There's a perennially popular genre in films and novels in which a child, abandoned, neglected or otherwise forgotten, finds comfort and strength in the welcoming world of an older relative, and blossoms in the glow of that love. "Secondhand Lions" is the latest film to tap that almost foolproof vein, but it is so banal, so trite, and so flatly written and directed that it ends up a pathetic disaster. Whatever possessed two of the finest actors working today - Michael Caine and Robert Duvall - to sign on to it? What were they thinking?
The film is the story of young Walter (Haley Joel Osment), abandoned by his mother (Kyra Sedgwick) to the care of his two elderly and eccentric great-uncles (Caine and Duvall, struggling to make their supposed Texas accents match each other) while she runs off to Las Vegas. She also has heard the family rumor that the two old men have stashed away a fortune in ill-gotten gains, and wants Walter to locate it and somehow get it for her.
I hope I'm not giving anything away by telling you that Walter and his uncles find love and pride and amusement in each others' company, and that they manage to feed their eccentricities and stave off their ravenous relatives before the movie ends. The film was written and directed by Tim McCanlies, who has larded it with every possible trope of the genre. The old men buy an elderly circus lion to keep around the place (secondhand lion, get it?). They buy a biplane and fly it under a freeway overpass. They tell Walter stories of their youth in the French Foreign Legion, of their adventures in Africa, and their theft of a huge amount of gold from a sheik. Oh, and did I mention the lost love?
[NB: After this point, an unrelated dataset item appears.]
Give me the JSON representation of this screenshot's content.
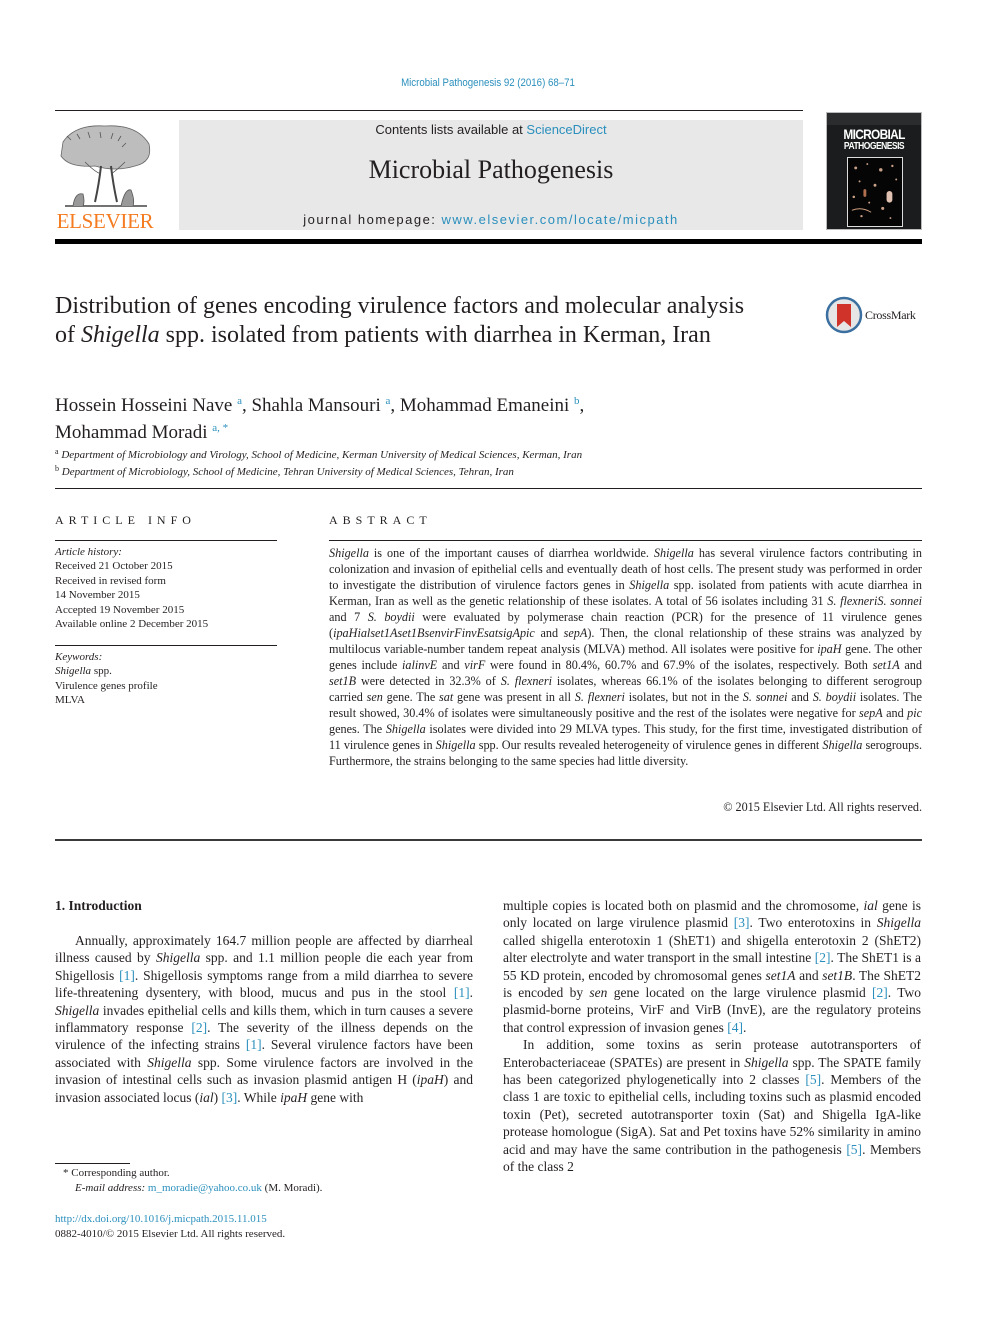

All of this can be done - has been done elsewhere - with wit and flair and a stylish bravura, so that we believe in the fable even as we watch it. Audiences are always primed to suspend disbelief, and stories like this are cotton candy at the circus. But McCanlies is so heavy, so dull, so in love with every cliché that even the otherwise exciting moments drag and pall. His dialogue is deadly, a kind of low-rent "Open Range," if that's not an oxymoron. His direction of every shot is head-on to the action, and his editing is always a beat too late. He seems not to have an inventive bone in his body. So the unanswered question is, who blackmailed Caine and Duvall to get them into the film? We may never know.